“There is a history in all mens lives,
Figuring the natures of the times deceased,
The which observed, a man may prophesy,
With a near aim, of the main chance of things
As yet not come to life.”
—William Shakespeare (15641616)
“Its a very delicate surgical operationto cut out the heart without killing the patient. The history of our country, however, is a very tough old patient, and well do the best we can.”
—Dudley Nichols, U.S. screenwriter. Jean Renoir. Sorel (Philip Merivale)
“the future is simply nothing at all. Nothing has happened to the present by becoming past except that fresh slices of existence have been added to the total history of the world.
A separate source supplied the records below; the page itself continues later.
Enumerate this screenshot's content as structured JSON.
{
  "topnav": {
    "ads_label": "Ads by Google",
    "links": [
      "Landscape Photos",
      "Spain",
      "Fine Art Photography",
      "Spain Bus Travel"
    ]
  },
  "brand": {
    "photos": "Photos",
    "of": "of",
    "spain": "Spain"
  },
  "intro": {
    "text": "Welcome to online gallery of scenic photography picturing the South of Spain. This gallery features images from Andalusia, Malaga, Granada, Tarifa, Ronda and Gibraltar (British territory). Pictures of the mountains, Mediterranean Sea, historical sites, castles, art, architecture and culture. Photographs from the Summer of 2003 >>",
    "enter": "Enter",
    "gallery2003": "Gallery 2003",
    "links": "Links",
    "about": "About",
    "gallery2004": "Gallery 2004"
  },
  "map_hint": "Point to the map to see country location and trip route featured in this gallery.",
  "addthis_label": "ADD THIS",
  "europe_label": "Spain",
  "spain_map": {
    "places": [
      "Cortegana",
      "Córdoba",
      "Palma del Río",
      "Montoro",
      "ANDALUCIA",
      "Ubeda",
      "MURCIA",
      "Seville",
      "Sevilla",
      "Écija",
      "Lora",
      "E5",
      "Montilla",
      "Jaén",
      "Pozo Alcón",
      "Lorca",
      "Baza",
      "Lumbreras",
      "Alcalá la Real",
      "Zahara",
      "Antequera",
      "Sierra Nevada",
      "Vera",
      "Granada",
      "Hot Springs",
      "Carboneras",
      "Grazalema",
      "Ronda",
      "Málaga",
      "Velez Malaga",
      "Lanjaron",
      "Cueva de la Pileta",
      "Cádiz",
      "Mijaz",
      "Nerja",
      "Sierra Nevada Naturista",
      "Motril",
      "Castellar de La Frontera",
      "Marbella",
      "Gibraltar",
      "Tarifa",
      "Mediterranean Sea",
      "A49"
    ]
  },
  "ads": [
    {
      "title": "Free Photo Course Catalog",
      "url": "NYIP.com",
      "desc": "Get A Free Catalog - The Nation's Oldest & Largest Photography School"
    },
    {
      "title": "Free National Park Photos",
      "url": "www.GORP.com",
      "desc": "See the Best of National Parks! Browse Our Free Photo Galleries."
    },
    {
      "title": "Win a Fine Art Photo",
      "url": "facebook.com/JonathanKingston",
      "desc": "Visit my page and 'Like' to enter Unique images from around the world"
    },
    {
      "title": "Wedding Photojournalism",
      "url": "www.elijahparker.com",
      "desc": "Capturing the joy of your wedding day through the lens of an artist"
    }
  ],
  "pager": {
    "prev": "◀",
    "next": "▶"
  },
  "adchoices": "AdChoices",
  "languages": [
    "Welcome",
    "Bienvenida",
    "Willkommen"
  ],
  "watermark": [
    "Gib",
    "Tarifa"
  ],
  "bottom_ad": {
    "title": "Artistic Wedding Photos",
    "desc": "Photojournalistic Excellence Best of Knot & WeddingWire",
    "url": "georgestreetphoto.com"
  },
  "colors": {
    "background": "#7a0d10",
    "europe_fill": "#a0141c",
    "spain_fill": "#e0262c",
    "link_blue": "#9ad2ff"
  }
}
The past is thus as real as the present.”
—Charlie Dunbar Broad (18871971)